## Information provided

──────

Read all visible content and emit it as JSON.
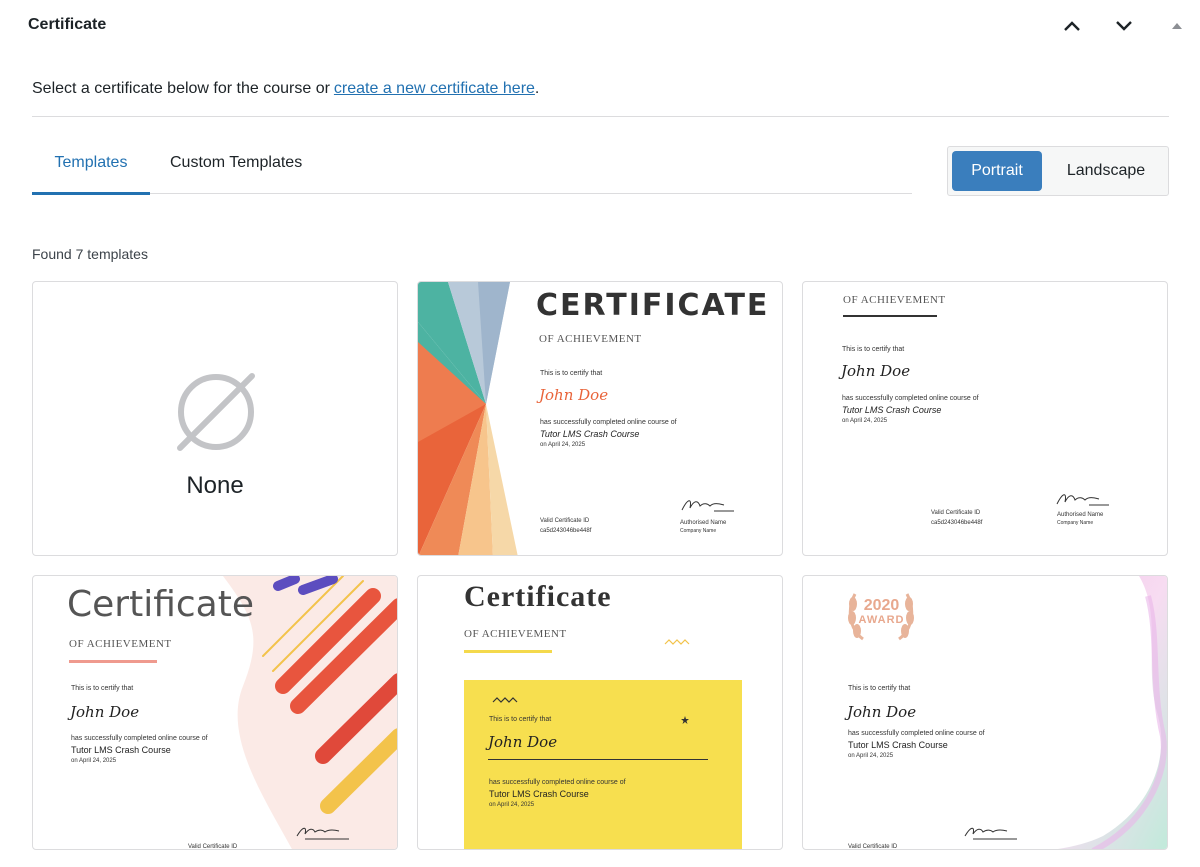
{
  "panel": {
    "title": "Certificate"
  },
  "intro": {
    "text": "Select a certificate below for the course or",
    "link": "create a new certificate here",
    "suffix": "."
  },
  "tabs": [
    {
      "label": "Templates",
      "active": true
    },
    {
      "label": "Custom Templates",
      "active": false
    }
  ],
  "orientation": {
    "portrait": "Portrait",
    "landscape": "Landscape",
    "selected": "Portrait"
  },
  "found_text": "Found 7 templates",
  "colors": {
    "accent": "#2271b1",
    "button_active": "#3a7ebd"
  },
  "templates": [
    {
      "label": "None",
      "icon": "none-icon"
    },
    {
      "heading": "CERTIFICATE",
      "subheading": "OF ACHIEVEMENT",
      "certify": "This is to certify that",
      "name": "John Doe",
      "completed": "has successfully completed online course of",
      "course": "Tutor LMS Crash Course",
      "date": "on April 24, 2025",
      "valid_label": "Valid Certificate ID",
      "valid_id": "ca5d243046be448f",
      "signer": "Authorised Name",
      "company": "Company Name"
    },
    {
      "subheading": "OF ACHIEVEMENT",
      "certify": "This is to certify that",
      "name": "John Doe",
      "completed": "has successfully completed online course of",
      "course": "Tutor LMS Crash Course",
      "date": "on April 24, 2025",
      "valid_label": "Valid Certificate ID",
      "valid_id": "ca5d243046be448f",
      "signer": "Authorised Name",
      "company": "Company Name"
    },
    {
      "heading": "Certificate",
      "subheading": "OF ACHIEVEMENT",
      "certify": "This is to certify that",
      "name": "John Doe",
      "completed": "has successfully completed online course of",
      "course": "Tutor LMS Crash Course",
      "date": "on April 24, 2025",
      "valid_label": "Valid Certificate ID"
    },
    {
      "heading": "Certificate",
      "subheading": "OF ACHIEVEMENT",
      "certify": "This is to certify that",
      "name": "John Doe",
      "completed": "has successfully completed online course of",
      "course": "Tutor LMS Crash Course",
      "date": "on April 24, 2025"
    },
    {
      "badge_year": "2020",
      "badge_text": "AWARD",
      "certify": "This is to certify that",
      "name": "John Doe",
      "completed": "has successfully completed online course of",
      "course": "Tutor LMS Crash Course",
      "date": "on April 24, 2025",
      "valid_label": "Valid Certificate ID"
    }
  ]
}
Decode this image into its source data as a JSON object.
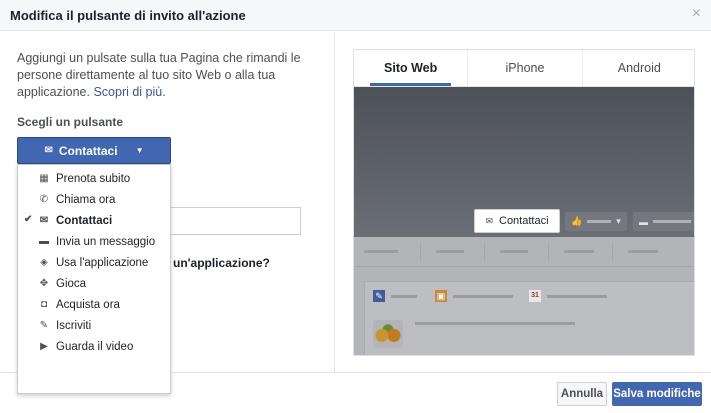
{
  "dialog": {
    "title": "Modifica il pulsante di invito all'azione",
    "close_icon": "×"
  },
  "left": {
    "description": "Aggiungi un pulsate sulla tua Pagina che rimandi le persone direttamente al tuo sito Web o alla tua applicazione.",
    "learn_more": "Scopri di più.",
    "section_label": "Scegli un pulsante",
    "selected_button": "Contattaci",
    "hidden_question": "un'applicazione?",
    "menu": [
      {
        "label": "Prenota subito",
        "icon": "calendar-icon",
        "glyph": "▦"
      },
      {
        "label": "Chiama ora",
        "icon": "phone-icon",
        "glyph": "✆"
      },
      {
        "label": "Contattaci",
        "icon": "mail-icon",
        "glyph": "✉",
        "selected": true,
        "check": "✔"
      },
      {
        "label": "Invia un messaggio",
        "icon": "chat-bubble-icon",
        "glyph": "▬"
      },
      {
        "label": "Usa l'applicazione",
        "icon": "cube-icon",
        "glyph": "◈"
      },
      {
        "label": "Gioca",
        "icon": "gamepad-icon",
        "glyph": "✥"
      },
      {
        "label": "Acquista ora",
        "icon": "shopping-bag-icon",
        "glyph": "◘"
      },
      {
        "label": "Iscriviti",
        "icon": "pencil-icon",
        "glyph": "✎"
      },
      {
        "label": "Guarda il video",
        "icon": "play-icon",
        "glyph": "▶"
      }
    ]
  },
  "preview": {
    "tabs": [
      {
        "label": "Sito Web",
        "active": true
      },
      {
        "label": "iPhone",
        "active": false
      },
      {
        "label": "Android",
        "active": false
      }
    ],
    "cta_label": "Contattaci",
    "cta_icon": "✉",
    "like_icon": "👍",
    "like_caret": "▾",
    "message_icon": "▬",
    "composer_icons": [
      "✎",
      "▣",
      "31"
    ]
  },
  "footer": {
    "cancel": "Annulla",
    "save": "Salva modifiche"
  },
  "colors": {
    "accent": "#4267b2",
    "header_bg": "#f6f7f9",
    "link": "#365899"
  }
}
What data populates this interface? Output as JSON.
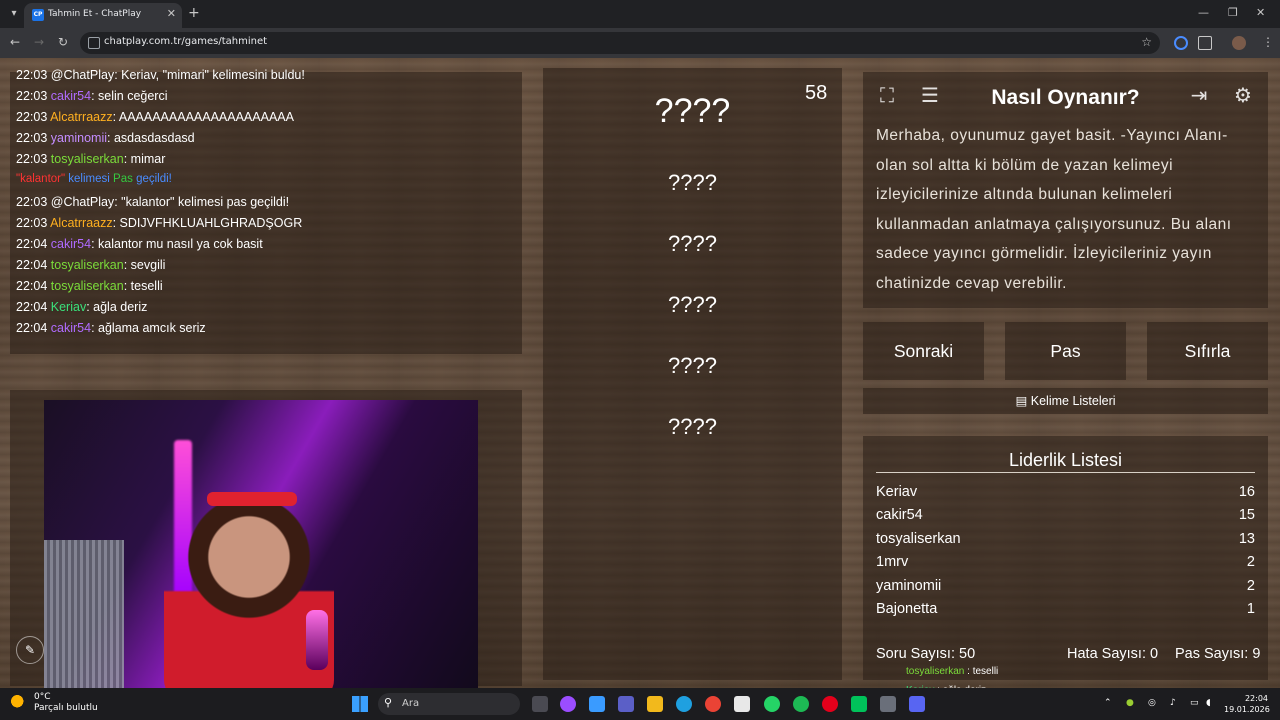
{
  "browser": {
    "tab_title": "Tahmin Et - ChatPlay",
    "favicon_text": "CP",
    "url": "chatplay.com.tr/games/tahminet"
  },
  "chat": {
    "lines": [
      {
        "time": "22:03",
        "user": "@ChatPlay",
        "msg": ": Keriav, \"mimari\" kelimesini buldu!"
      },
      {
        "time": "22:03",
        "user": "cakir54",
        "msg": ": selin ceğerci"
      },
      {
        "time": "22:03",
        "user": "Alcatrraazz",
        "msg": ": AAAAAAAAAAAAAAAAAAAAA"
      },
      {
        "time": "22:03",
        "user": "yaminomii",
        "msg": ": asdasdasdasd"
      },
      {
        "time": "22:03",
        "user": "tosyaliserkan",
        "msg": ": mimar"
      },
      {
        "time": "22:03",
        "user": "@ChatPlay",
        "msg": ": \"kalantor\" kelimesi pas geçildi!"
      },
      {
        "time": "22:03",
        "user": "Alcatrraazz",
        "msg": ": SDIJVFHKLUAHLGHRADŞOGR"
      },
      {
        "time": "22:04",
        "user": "cakir54",
        "msg": ": kalantor mu nasıl ya cok basit"
      },
      {
        "time": "22:04",
        "user": "tosyaliserkan",
        "msg": ": sevgili"
      },
      {
        "time": "22:04",
        "user": "tosyaliserkan",
        "msg": ": teselli"
      },
      {
        "time": "22:04",
        "user": "Keriav",
        "msg": ": ağla deriz"
      },
      {
        "time": "22:04",
        "user": "cakir54",
        "msg": ": ağlama amcık seriz"
      }
    ],
    "system_line": {
      "w1": "\"kalantor\"",
      "w2": "kelimesi",
      "w3": "Pas",
      "w4": "geçildi!"
    }
  },
  "game": {
    "timer": "58",
    "main_word": "????",
    "next_words": [
      "????",
      "????",
      "????",
      "????",
      "????"
    ]
  },
  "howto": {
    "title": "Nasıl Oynanır?",
    "text": "Merhaba, oyunumuz gayet basit. -Yayıncı Alanı- olan sol altta ki bölüm de yazan kelimeyi izleyicilerinize altında bulunan kelimeleri kullanmadan anlatmaya çalışıyorsunuz. Bu alanı sadece yayıncı görmelidir. İzleyicileriniz yayın chatinizde cevap verebilir."
  },
  "actions": {
    "next": "Sonraki",
    "pass": "Pas",
    "reset": "Sıfırla",
    "word_lists": "Kelime Listeleri"
  },
  "leaderboard": {
    "title": "Liderlik Listesi",
    "rows": [
      {
        "name": "Keriav",
        "score": "16"
      },
      {
        "name": "cakir54",
        "score": "15"
      },
      {
        "name": "tosyaliserkan",
        "score": "13"
      },
      {
        "name": "1mrv",
        "score": "2"
      },
      {
        "name": "yaminomii",
        "score": "2"
      },
      {
        "name": "Bajonetta",
        "score": "1"
      }
    ],
    "question_count": "Soru Sayısı: 50",
    "error_count": "Hata Sayısı: 0",
    "pass_count": "Pas Sayısı: 9"
  },
  "overlay": {
    "line1_user": "tosyaliserkan",
    "line1_msg": " : teselli",
    "line2_user": "Keriav",
    "line2_msg": " : ağla deriz"
  },
  "taskbar": {
    "temp": "0°C",
    "weather": "Parçalı bulutlu",
    "search": "Ara",
    "time": "22:04",
    "date": "19.01.2026"
  },
  "colors": {
    "cakir54": "#b06bff",
    "Alcatrraazz": "#ffb020",
    "yaminomii": "#c48dff",
    "tosyaliserkan": "#7bdc3a",
    "Keriav": "#3ae07a"
  }
}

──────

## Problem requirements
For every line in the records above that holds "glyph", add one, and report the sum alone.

## Exercise answer
9